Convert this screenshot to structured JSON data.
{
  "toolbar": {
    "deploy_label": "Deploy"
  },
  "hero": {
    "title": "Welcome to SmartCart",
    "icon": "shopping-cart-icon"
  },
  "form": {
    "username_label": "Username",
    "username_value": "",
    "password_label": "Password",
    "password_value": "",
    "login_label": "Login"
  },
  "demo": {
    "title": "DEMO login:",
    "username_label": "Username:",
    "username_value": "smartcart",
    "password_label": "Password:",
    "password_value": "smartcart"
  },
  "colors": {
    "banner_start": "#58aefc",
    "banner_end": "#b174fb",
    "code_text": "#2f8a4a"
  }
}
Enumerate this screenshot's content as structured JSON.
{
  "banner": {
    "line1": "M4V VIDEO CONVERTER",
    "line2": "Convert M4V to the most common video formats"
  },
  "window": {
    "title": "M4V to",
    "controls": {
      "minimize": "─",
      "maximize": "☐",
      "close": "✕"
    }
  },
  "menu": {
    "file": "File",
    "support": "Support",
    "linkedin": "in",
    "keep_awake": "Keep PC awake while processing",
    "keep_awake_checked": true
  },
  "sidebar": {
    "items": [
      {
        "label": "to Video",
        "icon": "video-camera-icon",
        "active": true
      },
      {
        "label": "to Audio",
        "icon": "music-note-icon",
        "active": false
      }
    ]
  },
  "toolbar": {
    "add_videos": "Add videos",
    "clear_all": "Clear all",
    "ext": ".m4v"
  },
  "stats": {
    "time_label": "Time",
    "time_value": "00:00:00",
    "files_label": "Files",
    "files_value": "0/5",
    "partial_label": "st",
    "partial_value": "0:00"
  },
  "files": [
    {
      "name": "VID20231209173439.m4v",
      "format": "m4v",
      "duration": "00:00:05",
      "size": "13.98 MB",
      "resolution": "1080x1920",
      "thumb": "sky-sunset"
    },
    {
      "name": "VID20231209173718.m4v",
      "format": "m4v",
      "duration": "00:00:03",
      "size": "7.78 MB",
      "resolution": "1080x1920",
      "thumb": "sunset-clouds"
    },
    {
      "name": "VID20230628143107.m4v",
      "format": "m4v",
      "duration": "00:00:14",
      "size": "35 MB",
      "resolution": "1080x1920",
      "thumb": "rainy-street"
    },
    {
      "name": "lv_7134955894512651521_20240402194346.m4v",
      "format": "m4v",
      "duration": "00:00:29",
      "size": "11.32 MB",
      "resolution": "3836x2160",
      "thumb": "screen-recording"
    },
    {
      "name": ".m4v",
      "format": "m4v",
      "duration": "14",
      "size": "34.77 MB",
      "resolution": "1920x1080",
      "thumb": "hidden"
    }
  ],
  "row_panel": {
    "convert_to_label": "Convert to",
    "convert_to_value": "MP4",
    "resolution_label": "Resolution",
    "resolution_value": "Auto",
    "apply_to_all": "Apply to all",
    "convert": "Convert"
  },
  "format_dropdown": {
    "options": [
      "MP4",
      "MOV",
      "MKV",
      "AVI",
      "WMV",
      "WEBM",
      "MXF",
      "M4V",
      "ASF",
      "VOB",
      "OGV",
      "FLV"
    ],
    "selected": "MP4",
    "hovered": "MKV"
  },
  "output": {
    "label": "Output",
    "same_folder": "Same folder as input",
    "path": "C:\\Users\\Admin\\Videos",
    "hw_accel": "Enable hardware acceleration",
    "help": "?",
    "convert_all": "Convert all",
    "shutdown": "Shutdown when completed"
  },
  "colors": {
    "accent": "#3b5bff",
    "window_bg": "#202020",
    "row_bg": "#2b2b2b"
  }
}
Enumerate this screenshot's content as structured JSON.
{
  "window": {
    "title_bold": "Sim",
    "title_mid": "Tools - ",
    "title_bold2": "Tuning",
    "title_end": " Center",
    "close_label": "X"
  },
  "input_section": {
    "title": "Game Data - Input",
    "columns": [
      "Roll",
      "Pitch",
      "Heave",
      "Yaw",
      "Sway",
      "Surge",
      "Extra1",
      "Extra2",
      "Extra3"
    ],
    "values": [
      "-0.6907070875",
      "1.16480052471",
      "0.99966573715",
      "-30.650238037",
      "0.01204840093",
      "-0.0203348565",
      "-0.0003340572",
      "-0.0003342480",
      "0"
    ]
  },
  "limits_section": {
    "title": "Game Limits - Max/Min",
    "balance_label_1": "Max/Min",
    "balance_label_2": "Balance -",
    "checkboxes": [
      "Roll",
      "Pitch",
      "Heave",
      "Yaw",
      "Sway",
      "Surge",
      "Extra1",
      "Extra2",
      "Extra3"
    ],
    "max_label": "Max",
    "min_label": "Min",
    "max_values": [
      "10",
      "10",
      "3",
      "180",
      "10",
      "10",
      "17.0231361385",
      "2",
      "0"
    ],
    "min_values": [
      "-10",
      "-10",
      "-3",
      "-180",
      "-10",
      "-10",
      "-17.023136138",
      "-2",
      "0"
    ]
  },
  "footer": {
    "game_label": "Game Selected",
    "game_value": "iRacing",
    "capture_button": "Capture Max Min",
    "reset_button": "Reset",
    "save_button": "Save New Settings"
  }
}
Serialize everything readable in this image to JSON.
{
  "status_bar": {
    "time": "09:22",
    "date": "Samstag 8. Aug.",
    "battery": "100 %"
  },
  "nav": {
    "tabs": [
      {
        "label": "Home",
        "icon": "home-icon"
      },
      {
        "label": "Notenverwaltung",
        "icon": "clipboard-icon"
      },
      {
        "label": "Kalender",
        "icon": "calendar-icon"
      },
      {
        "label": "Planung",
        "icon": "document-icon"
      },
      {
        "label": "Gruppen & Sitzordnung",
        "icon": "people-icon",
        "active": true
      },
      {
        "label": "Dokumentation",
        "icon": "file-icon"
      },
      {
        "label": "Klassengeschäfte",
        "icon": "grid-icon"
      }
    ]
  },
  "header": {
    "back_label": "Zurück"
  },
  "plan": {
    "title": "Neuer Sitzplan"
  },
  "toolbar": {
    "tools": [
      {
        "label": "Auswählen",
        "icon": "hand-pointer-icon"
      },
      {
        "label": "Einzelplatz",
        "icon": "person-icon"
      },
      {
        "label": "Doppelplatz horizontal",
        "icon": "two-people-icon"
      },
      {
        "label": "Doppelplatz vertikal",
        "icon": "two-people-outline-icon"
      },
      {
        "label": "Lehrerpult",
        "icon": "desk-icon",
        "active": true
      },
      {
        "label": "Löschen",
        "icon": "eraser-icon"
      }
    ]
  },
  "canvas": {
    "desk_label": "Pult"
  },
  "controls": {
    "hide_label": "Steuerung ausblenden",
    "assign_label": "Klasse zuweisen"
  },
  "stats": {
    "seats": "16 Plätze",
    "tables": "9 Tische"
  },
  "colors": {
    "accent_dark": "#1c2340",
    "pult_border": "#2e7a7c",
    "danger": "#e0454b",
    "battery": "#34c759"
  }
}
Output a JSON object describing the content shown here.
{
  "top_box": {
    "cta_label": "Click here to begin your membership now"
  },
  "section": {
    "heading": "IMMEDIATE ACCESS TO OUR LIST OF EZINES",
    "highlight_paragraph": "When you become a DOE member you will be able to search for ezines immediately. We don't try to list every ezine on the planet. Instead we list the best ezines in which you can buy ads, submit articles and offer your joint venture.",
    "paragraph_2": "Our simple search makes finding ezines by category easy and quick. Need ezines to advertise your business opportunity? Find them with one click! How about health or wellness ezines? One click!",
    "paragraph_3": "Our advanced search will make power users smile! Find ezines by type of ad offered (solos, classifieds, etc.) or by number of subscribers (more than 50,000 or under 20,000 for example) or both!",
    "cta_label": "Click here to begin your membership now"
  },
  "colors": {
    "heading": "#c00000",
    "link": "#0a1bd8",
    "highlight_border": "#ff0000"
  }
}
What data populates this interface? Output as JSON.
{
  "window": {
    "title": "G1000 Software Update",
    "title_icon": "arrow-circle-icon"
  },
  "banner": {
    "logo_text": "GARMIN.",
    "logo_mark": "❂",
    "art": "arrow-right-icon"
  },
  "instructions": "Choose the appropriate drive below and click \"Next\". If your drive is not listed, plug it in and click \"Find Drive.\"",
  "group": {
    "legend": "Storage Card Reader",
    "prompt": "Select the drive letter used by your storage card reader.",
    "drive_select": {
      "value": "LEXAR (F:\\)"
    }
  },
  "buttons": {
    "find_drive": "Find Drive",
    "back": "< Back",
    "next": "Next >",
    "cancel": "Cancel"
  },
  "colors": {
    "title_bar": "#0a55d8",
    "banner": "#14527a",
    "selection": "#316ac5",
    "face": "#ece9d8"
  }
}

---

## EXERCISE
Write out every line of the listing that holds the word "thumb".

## ANSWER SPACE
      "thumb": "sky-sunset"
      "thumb": "sunset-clouds"
      "thumb": "rainy-street"
      "thumb": "screen-recording"
      "thumb": "hidden"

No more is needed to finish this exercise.